7.3.2.2 Partition selection

If a partitioned table is accessed in a series of index lookups (that is, using the ref, eq_ref, or ref_or_null access methods), MySQL checks to see whether it needs to make index lookups in all partitions or that it can limit access to a particular partition. This is performed for each index lookup.

Consider this example:

CREATE TABLE t1 (a INT, b INT);

INSERT INTO t1 VALUES (1,1),(2,2),(3,3);

CREATE TABLE t2 (
    keypart1 INT,
    keypart2 INT,
    KEY(keypart1, keypart2)
)
PARTITION BY HASH(keypart2);

INSERT INTO t2 VALUES (1,1),(2,2),(3,3);

The query

SELECT * FROM t1, t2
    WHERE  t2.keypart1=t1.a
    AND    t2.keypart2=t1.b;

is executed using this algorithm:

(for each record in t1:)
{
  t2->index_read({current-value-of(t1.a), current-value-of(t1.b)});
  while( t2->index_next_same() )
    pass row combination to query output;
}

In the index_read() call, the partitioned table handler will discover that the value of all partitioning columns (in this case, the single column b) is fixed, and find a single partition to access.
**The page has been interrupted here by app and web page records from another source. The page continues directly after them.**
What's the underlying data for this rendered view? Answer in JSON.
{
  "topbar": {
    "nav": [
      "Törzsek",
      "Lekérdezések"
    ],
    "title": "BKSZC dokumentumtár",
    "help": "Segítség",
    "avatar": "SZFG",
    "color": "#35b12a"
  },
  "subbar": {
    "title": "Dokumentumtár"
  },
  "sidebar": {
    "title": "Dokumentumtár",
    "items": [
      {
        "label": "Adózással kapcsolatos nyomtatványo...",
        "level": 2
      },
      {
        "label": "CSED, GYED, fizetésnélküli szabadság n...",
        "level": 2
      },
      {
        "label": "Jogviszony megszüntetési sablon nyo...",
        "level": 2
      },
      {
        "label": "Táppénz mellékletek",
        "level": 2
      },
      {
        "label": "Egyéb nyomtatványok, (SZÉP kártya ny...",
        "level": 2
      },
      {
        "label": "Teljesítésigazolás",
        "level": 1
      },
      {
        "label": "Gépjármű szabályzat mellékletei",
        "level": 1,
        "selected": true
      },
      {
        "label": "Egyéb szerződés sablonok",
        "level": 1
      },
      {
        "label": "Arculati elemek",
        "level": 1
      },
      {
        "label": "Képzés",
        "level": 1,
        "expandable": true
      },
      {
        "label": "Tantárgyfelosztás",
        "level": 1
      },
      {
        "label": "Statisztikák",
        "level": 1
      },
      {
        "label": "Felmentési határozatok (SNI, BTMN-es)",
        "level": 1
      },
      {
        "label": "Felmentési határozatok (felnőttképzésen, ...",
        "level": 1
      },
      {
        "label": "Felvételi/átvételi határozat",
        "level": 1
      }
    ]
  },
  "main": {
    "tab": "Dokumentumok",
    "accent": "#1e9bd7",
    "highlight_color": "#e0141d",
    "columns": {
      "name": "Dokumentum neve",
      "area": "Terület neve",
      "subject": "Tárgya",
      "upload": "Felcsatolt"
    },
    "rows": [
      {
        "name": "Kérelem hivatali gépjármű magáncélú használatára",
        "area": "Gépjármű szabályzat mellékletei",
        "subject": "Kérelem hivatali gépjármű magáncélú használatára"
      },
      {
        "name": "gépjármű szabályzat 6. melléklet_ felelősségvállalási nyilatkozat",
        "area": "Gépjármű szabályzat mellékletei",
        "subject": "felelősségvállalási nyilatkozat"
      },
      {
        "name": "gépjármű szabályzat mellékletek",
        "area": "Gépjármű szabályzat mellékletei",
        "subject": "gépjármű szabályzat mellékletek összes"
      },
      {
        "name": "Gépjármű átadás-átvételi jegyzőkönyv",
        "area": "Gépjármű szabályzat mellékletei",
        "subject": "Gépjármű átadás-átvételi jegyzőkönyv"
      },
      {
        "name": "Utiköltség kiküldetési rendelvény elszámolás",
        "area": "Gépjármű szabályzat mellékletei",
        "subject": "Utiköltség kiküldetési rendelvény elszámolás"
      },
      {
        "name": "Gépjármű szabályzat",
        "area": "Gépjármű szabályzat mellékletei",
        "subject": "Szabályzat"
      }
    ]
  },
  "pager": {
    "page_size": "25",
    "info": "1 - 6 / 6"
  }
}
If this partition was pruned away, then no partitions will be accessed at all.